- Exercise goal
The entries must be restated exactly as written.
▬▬▬▬▬▬▬▬▬▬
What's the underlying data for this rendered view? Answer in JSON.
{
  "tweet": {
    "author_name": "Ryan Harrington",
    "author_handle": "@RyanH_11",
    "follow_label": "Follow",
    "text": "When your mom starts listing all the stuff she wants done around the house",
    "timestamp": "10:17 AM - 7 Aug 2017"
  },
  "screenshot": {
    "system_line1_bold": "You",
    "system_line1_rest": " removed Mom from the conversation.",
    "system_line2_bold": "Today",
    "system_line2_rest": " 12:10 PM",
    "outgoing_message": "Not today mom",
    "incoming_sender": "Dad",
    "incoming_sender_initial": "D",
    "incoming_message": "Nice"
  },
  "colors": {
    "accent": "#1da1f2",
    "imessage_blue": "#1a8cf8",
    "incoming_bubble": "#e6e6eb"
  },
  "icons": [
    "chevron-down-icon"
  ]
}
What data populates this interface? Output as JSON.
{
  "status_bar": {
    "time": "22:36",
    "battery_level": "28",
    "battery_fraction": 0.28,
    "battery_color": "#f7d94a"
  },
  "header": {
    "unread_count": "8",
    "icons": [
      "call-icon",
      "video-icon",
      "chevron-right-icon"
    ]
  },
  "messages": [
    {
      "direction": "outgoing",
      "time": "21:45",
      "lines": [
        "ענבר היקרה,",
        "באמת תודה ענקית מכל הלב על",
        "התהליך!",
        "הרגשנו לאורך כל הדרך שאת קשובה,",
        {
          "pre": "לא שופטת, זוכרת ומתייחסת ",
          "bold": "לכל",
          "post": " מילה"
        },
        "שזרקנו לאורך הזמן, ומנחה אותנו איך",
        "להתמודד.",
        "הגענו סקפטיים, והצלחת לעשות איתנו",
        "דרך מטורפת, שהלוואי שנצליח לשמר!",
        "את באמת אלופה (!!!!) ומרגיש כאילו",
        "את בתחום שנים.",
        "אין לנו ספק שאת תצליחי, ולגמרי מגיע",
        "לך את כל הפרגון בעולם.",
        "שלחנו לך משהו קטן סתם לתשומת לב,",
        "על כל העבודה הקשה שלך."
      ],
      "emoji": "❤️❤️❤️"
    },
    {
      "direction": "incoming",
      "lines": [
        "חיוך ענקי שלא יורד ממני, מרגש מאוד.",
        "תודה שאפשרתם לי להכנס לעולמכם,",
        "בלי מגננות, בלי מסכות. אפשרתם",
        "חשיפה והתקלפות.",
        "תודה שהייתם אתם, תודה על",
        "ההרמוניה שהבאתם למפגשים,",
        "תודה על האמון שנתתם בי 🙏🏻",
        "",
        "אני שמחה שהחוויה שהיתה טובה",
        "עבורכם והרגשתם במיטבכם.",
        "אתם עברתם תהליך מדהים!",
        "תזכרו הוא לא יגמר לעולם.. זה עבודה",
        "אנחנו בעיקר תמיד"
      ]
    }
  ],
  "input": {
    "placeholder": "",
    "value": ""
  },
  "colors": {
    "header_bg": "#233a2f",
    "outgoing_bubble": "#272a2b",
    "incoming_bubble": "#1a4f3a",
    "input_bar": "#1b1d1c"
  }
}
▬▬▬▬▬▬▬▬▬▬
- Solution to this exercise
What's the underlying data for this rendered view? Answer in JSON.
{
  "tweet": {
    "author_name": "Ryan Harrington",
    "author_handle": "@RyanH_11",
    "follow_label": "Follow",
    "text": "When your mom starts listing all the stuff she wants done around the house",
    "timestamp": "10:17 AM - 7 Aug 2017"
  },
  "screenshot": {
    "system_line1_bold": "You",
    "system_line1_rest": " removed Mom from the conversation.",
    "system_line2_bold": "Today",
    "system_line2_rest": " 12:10 PM",
    "outgoing_message": "Not today mom",
    "incoming_sender": "Dad",
    "incoming_sender_initial": "D",
    "incoming_message": "Nice"
  },
  "colors": {
    "accent": "#1da1f2",
    "imessage_blue": "#1a8cf8",
    "incoming_bubble": "#e6e6eb"
  },
  "icons": [
    "chevron-down-icon"
  ]
}
What data populates this interface? Output as JSON.
{
  "status_bar": {
    "time": "22:36",
    "battery_level": "28",
    "battery_fraction": 0.28,
    "battery_color": "#f7d94a"
  },
  "header": {
    "unread_count": "8",
    "icons": [
      "call-icon",
      "video-icon",
      "chevron-right-icon"
    ]
  },
  "messages": [
    {
      "direction": "outgoing",
      "time": "21:45",
      "lines": [
        "ענבר היקרה,",
        "באמת תודה ענקית מכל הלב על",
        "התהליך!",
        "הרגשנו לאורך כל הדרך שאת קשובה,",
        {
          "pre": "לא שופטת, זוכרת ומתייחסת ",
          "bold": "לכל",
          "post": " מילה"
        },
        "שזרקנו לאורך הזמן, ומנחה אותנו איך",
        "להתמודד.",
        "הגענו סקפטיים, והצלחת לעשות איתנו",
        "דרך מטורפת, שהלוואי שנצליח לשמר!",
        "את באמת אלופה (!!!!) ומרגיש כאילו",
        "את בתחום שנים.",
        "אין לנו ספק שאת תצליחי, ולגמרי מגיע",
        "לך את כל הפרגון בעולם.",
        "שלחנו לך משהו קטן סתם לתשומת לב,",
        "על כל העבודה הקשה שלך."
      ],
      "emoji": "❤️❤️❤️"
    },
    {
      "direction": "incoming",
      "lines": [
        "חיוך ענקי שלא יורד ממני, מרגש מאוד.",
        "תודה שאפשרתם לי להכנס לעולמכם,",
        "בלי מגננות, בלי מסכות. אפשרתם",
        "חשיפה והתקלפות.",
        "תודה שהייתם אתם, תודה על",
        "ההרמוניה שהבאתם למפגשים,",
        "תודה על האמון שנתתם בי 🙏🏻",
        "",
        "אני שמחה שהחוויה שהיתה טובה",
        "עבורכם והרגשתם במיטבכם.",
        "אתם עברתם תהליך מדהים!",
        "תזכרו הוא לא יגמר לעולם.. זה עבודה",
        "אנחנו בעיקר תמיד"
      ]
    }
  ],
  "input": {
    "placeholder": "",
    "value": ""
  },
  "colors": {
    "header_bg": "#233a2f",
    "outgoing_bubble": "#272a2b",
    "incoming_bubble": "#1a4f3a",
    "input_bar": "#1b1d1c"
  }
}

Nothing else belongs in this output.